Over at The Preacher, Charles is musing about the implications of radical "free will" and its effects regarding God's sovereignty. As it turns out, I've been thinking a little about this topic recently. (And when I say "a little," I mean it; you'll see that shortly.) So here's a brief, slight, small, observation regarding Arminianism and its accessory, radical or "libertarian" free will.
(Because of my need to preserve energy, I just Wikipediazed "Arminianism" - I apologize in advance for the mental energy you will need to exert if you're unfamiliar with this jargon. If it makes you feel better, you can just close the browser in frustration now. The blog will continue its slightly esoteric existence without you...)
It just so happens that other than prevenient grace**, radical free will is one of the aspects of Arminianism that strike me as strange, off-balance, and ridiculous. And now, to atone for merely linking, "Arminianism," I'll explain.
Radical (or libertarian or contra-causal) free will is the concept of human freedom that maintains that at any point we make a decision, we could also have made the opposite decision(s). Example: I choose to brew dark Ethiopian coffee; I could also have chosen not to, or to brew a medium Costa Rican blend.
At first glance, this idea of freedom seems intuitively true. Problem is, it deconstructs. We end up denying, effectively, that people have convincing reasons for what they do. I am forced to argue that I could choose to kiss Lindsay goodbye in the morning or kick her in the shins--within the same framework of motive. "Choice" becomes indifferent and random.
Policeman: Why did you follow that man for ten miles, corner him in a cul de sac, and taunt him into a round of fisticuffs?
Me: Because I was having a great day and was enjoying a pleasant drive home, when all of a sudden, the idea came to me. I decided to go for it.

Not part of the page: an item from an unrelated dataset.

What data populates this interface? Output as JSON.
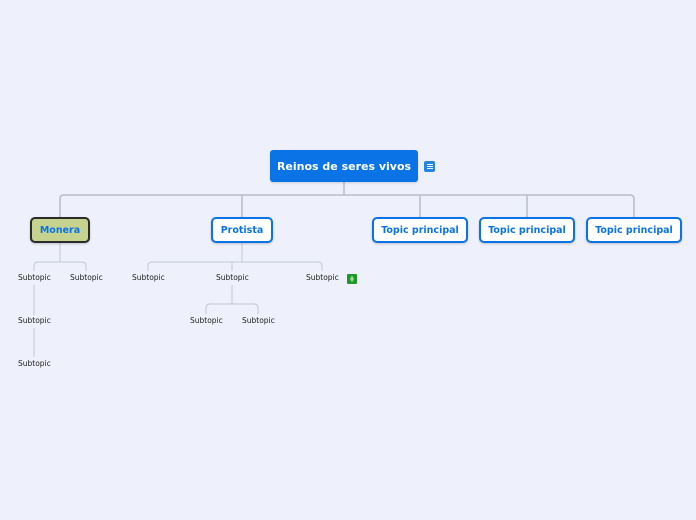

In the real world, we do have reasons for the things we do. Even the most nonsensical actions can be explained once you get the man to 'fess up. Ask my wife for stories. There was a reason I kicked a hole in the plywood door instead of delivering a strong uppercut to the brick wall.
What cannot be explained is how anyone could make either of two decisions when the choices in question were dramatically different. Like, say, giving your life to the Creator of the world or laughing in his face. The same rationale does not provide a suitable motive for both situations. In other words, if radical, libertarian, contra-causal free will is in operation, we may as well shut down our law courts and remove "motive" from the dictionary. This world is crazy, yes, but not that crazy. People who pop champagne corks and jump off bridges typically do so for different reasons.
So, that's what I think.
And now, the addendum.
** Prevenient grace
Simply stated, prevenient grace is the idea that God extended enough grace to everyone to be saved. He invited everyone to join his Facebook account. Some people said yes. And then God, enjoying the benefit of eternal foresight, decided, "OK, these people who will accept my invitation to be friends--I would like them to be my friends. In fact, these people who will decide to be my friends I will 'predestine' to be my friends." In other words:
People who accept prevenient grace: We will be your friends, God.
God: Because I see that you will be my friends, I choose you to be my friends.
This strikes me as the kind of thing I made up in junior high to solve some of God's pr problems. Which is one reason I can't believe it now. It reminds me too much of myself when I was young and silly and thought you could fix the Bible like a crossword puzzle. Also, there are verses like John 15:16.